Daniel Pollack revisits a concerto that launched his international career

In this video, Daniel Pollack talks about the Russian school of pianism that has shaped his musicianship.

On Friday, September 11, pianist Daniel Pollack, conductor Carl St.Clair and the USC Thornton Symphony will embark on a Russian musical journey. But for Pollack, whose legendary performance at the first International Tchaikovsky Competition in Moscow caught the world’s attention, the path will be intimately familiar.

Pollack, who has taught in the USC Thornton Keyboard Studies program for over 40 years, will revisit the work that made him famous as a 23 year old graduate student on the Moscow stage: Tchaikovsky’s Piano Concerto No. 1. Though he first prepared the piece with just a few days of notice, Pollack’s 1958 performance of the work enchanted Russian audiences and earned him a cherished competition prize alongside another American up-and-comer, Van Cliburn.

In the afterglow of the competition, a love affair of sorts developed between Pollack and Russian audiences – not only did he go on to make some 16 performance tours across the U.S.S.R., but Pollack became the first American artist to record on the Soviet Melodiya label. To this day, Pollack remains something of a superstar among Russian audiences.

“Playing in Russia is very special for me. The Russian people have a unique enthusiasm and deep love of music,” Pollack said in an interview with Stephen Pierce of the Keyboard Studies faculty. “There is a long tradition of great pianism in Russia’s past – consider all of the great pianists they have produced!”

Daniel Pollack performs at the first International Tchaikovsky Competition in 1958 under a portrait of Pyotr Tchaikovsky. (Photo/Courtesy the artist)

2015 marks not only the 175th anniversary of Tchaikovsky’s birth, but the 140th anniversary of his beloved first piano concerto’s debut. For Pollack and St.Clair, the work will be a fitting centerpiece for the USC Thornton Symphony’s all-Russian program.

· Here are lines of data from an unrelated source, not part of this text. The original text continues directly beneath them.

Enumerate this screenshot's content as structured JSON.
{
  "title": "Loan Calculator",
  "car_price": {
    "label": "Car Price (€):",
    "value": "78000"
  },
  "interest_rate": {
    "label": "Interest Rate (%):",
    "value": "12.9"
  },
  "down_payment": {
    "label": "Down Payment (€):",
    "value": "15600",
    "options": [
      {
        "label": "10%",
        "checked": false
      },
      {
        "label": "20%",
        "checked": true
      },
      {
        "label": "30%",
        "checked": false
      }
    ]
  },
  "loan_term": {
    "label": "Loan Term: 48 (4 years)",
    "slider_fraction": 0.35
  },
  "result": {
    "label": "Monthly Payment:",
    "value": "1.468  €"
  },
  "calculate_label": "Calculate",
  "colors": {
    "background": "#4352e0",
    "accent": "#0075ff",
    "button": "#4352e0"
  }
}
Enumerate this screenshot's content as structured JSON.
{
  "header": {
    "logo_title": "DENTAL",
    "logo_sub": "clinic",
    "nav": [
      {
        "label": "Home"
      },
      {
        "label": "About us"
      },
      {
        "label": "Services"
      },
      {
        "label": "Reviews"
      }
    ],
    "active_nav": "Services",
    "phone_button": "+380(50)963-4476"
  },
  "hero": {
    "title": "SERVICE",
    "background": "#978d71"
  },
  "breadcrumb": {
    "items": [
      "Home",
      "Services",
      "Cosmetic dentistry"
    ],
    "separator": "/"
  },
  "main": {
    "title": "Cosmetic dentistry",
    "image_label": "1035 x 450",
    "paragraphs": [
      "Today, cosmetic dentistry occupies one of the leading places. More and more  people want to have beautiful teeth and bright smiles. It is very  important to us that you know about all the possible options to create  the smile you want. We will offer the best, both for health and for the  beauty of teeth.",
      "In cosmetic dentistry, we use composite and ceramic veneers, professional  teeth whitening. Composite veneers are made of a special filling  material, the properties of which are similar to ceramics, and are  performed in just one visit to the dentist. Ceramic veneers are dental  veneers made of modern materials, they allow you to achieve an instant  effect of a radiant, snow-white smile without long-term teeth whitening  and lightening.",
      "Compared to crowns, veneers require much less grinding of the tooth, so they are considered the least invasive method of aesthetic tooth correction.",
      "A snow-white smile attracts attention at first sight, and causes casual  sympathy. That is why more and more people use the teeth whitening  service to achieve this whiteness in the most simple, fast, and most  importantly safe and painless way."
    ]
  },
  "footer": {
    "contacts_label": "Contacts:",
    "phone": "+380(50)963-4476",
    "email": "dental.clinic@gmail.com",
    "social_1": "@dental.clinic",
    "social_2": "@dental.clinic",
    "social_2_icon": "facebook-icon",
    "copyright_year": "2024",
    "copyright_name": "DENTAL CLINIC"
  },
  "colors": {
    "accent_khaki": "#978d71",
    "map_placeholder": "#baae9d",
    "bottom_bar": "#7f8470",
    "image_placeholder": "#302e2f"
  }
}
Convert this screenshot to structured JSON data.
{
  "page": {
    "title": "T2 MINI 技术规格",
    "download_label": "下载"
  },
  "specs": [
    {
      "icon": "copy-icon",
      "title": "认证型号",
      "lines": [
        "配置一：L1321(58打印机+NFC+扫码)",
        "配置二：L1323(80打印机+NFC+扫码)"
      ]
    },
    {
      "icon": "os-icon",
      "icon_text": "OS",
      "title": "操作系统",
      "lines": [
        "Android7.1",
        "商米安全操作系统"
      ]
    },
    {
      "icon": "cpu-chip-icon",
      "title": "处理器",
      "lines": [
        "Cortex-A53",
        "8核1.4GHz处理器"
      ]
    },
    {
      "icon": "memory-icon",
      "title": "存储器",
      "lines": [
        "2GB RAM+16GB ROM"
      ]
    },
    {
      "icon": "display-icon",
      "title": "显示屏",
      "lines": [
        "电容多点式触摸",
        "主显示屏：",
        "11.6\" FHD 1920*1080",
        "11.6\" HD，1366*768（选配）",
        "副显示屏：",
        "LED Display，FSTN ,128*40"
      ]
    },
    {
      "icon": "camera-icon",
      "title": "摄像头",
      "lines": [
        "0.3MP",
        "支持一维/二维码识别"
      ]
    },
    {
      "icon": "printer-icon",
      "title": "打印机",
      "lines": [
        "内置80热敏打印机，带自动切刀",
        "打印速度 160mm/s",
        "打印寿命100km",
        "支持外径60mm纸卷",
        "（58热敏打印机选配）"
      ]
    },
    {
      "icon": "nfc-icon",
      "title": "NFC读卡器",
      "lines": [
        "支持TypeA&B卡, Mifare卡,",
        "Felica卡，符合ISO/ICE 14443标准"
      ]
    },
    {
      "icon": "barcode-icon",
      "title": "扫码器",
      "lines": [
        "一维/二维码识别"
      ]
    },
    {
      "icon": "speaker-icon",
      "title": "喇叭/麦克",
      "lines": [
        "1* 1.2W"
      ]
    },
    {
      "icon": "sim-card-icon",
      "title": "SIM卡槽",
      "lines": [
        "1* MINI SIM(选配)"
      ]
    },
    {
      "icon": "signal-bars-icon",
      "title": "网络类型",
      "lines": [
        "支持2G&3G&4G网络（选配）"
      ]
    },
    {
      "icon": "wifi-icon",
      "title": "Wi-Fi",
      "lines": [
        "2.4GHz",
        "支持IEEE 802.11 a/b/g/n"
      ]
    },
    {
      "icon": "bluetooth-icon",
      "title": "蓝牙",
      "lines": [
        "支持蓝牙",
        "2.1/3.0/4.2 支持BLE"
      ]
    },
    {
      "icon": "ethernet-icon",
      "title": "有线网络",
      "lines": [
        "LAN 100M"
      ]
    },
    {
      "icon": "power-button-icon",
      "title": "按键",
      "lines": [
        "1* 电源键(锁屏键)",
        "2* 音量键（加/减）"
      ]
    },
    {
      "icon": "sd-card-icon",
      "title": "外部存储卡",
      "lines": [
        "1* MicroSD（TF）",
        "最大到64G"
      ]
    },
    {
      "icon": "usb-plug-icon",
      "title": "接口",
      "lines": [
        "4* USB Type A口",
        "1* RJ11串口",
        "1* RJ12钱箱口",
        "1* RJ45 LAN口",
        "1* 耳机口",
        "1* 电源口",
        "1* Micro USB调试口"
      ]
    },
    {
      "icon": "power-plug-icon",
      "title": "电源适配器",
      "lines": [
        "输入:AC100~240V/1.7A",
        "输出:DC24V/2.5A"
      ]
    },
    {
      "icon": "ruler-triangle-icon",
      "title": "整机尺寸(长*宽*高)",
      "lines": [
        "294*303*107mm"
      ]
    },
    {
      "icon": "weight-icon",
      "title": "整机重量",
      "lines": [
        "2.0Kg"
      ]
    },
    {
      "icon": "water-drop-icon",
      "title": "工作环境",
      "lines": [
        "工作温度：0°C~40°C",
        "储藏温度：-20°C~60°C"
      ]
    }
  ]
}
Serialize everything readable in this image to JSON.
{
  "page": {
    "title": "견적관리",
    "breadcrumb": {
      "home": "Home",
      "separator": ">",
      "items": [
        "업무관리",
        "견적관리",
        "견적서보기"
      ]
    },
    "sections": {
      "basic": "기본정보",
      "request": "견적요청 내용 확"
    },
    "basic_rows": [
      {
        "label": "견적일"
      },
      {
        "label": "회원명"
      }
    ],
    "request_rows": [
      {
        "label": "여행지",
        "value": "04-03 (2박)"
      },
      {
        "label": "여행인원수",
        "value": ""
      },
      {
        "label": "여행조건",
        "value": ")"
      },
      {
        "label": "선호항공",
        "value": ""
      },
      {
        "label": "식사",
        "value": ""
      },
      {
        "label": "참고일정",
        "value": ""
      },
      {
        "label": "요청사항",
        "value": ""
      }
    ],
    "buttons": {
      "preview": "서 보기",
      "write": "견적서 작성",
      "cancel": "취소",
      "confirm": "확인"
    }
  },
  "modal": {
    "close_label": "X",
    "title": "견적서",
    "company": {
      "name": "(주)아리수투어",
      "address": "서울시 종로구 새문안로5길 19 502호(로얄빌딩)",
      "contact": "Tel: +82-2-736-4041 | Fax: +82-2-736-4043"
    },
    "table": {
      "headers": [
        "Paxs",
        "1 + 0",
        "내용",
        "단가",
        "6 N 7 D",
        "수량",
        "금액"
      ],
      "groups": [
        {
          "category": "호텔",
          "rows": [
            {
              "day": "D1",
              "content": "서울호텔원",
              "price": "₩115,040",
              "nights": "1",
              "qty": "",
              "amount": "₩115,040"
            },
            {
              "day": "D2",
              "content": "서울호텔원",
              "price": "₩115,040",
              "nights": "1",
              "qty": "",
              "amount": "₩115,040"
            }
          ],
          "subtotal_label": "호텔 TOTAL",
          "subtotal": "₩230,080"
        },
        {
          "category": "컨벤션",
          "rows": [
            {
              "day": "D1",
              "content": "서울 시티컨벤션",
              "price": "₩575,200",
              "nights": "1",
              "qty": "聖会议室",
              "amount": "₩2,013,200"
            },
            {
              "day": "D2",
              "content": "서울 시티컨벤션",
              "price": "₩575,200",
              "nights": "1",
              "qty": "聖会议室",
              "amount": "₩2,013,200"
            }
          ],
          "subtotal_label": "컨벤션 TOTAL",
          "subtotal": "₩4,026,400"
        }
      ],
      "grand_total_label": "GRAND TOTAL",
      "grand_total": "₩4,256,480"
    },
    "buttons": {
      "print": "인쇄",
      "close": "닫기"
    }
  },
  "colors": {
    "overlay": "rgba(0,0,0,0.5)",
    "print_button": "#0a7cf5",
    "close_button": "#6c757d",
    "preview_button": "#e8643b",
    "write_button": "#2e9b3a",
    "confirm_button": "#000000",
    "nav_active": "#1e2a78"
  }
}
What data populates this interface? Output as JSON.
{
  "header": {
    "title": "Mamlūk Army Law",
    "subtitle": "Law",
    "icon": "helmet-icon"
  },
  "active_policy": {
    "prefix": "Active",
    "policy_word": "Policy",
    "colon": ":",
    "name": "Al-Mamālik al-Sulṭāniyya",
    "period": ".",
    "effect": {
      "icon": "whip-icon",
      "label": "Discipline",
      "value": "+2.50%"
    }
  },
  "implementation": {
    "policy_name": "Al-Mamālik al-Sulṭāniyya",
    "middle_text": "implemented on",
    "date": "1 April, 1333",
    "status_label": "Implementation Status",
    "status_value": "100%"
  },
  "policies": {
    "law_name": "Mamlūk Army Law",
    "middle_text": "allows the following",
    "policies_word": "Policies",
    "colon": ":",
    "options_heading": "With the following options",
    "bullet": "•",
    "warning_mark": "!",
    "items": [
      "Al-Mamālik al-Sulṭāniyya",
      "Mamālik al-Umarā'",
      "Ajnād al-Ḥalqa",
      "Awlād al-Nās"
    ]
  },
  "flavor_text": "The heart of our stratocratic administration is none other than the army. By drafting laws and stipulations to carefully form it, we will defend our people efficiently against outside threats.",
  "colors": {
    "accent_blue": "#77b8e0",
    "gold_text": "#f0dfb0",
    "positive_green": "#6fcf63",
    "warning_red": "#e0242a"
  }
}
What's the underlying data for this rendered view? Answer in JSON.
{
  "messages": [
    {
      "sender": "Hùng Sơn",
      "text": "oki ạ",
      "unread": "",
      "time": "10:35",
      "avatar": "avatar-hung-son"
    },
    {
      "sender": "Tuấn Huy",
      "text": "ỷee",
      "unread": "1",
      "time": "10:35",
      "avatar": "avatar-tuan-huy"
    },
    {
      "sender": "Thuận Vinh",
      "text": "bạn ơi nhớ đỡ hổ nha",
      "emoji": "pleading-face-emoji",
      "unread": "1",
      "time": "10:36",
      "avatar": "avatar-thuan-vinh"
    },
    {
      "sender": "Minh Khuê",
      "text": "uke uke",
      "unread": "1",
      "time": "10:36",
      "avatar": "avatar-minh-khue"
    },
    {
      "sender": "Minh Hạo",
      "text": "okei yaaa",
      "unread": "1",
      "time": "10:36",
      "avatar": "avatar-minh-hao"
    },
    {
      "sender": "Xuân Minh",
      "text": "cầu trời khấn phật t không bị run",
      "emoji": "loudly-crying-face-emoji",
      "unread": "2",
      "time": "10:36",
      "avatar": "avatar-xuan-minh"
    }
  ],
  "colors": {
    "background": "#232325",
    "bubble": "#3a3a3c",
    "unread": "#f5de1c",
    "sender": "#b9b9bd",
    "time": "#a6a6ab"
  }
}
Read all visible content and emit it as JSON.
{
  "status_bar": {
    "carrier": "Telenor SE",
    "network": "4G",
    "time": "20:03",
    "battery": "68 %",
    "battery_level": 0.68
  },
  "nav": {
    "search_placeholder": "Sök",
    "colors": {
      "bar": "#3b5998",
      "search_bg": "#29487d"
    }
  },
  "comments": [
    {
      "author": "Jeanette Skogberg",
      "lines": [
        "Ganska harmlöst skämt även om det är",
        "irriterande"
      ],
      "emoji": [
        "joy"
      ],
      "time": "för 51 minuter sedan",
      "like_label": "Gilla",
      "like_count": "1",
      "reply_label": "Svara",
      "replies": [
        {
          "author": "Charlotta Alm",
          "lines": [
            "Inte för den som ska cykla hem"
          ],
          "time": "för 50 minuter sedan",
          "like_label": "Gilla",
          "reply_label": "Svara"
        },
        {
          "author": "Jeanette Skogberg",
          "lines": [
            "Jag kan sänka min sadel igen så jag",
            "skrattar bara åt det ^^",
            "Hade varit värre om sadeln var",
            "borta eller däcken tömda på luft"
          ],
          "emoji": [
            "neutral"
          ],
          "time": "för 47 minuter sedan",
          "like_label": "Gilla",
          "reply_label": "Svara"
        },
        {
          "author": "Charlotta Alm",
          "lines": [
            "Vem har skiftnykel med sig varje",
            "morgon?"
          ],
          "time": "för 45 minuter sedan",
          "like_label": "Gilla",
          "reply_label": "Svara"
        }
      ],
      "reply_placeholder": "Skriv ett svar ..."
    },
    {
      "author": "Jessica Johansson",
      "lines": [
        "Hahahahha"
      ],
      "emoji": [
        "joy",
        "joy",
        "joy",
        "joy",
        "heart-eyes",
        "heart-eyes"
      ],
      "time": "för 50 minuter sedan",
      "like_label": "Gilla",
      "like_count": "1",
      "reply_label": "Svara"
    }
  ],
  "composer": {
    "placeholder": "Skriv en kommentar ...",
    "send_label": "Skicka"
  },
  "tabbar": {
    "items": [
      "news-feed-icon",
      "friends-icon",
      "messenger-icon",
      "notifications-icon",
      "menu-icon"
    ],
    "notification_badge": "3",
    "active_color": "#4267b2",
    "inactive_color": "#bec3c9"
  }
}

The September 11 concert at USC’s Bovard Auditorium will open with the thrillingly kinetic overture to Mikhail Glinka’s 1842 opera, Ruslan and Ludmilla, followed by Pollack’s virtuosic reading of the Tchaikovsky concerto. In the second half of the program, the symphony will sink its teeth into Modest Mussorgsky’s vivid Pictures at an Exhibition suite of 1874. Following their concert in Los Angeles, Pollack, St.Clair and the ensemble will travel to Santa Barbara for two performances at the Granada Theatre (September 12 and 13), where the program will include a multimedia video presentation.

While the opening notes of Tchaikovsky’s concerto have become instantly familiar to audiences around the world, its premiere was met with a devastating critique by pianist Nikolai Rubenstein. Tchaikovsky remained undeterred, however, and the piece endures as an icon of Russian Romanticism and remains one of his most popular compositions.

A minor controversy about the concerto arose in 2013, when it was revealed that many published versions contained a single erroneous note – an “F” – which scholars acknowledge should have been a “B-flat.” “I actually discovered the wrong note many years ago,” noted Pollack, who has performed the concerto with many of the world’s leading orchestras. He’s reluctant, however, to reveal which version he’ll perform with the USC Thornton Symphony. “You will have to wait and see what I do!”

For Pollack, these concerts offer an opportunity to reflect on both his musical roots and his love of the Russian culture. “A fine performance is not just about piano playing,” he notes. “It is a three-way street between the composer, the performer, and the audience to receive it. I call this the ‘troika.’”
 


FREE performance with Daniel Pollack & the USC Thornton Symphony:
Friday, September 11 at 7:30 p.m. at USC’s Bovard Auditorium
Seating is strictly first-come, first-served.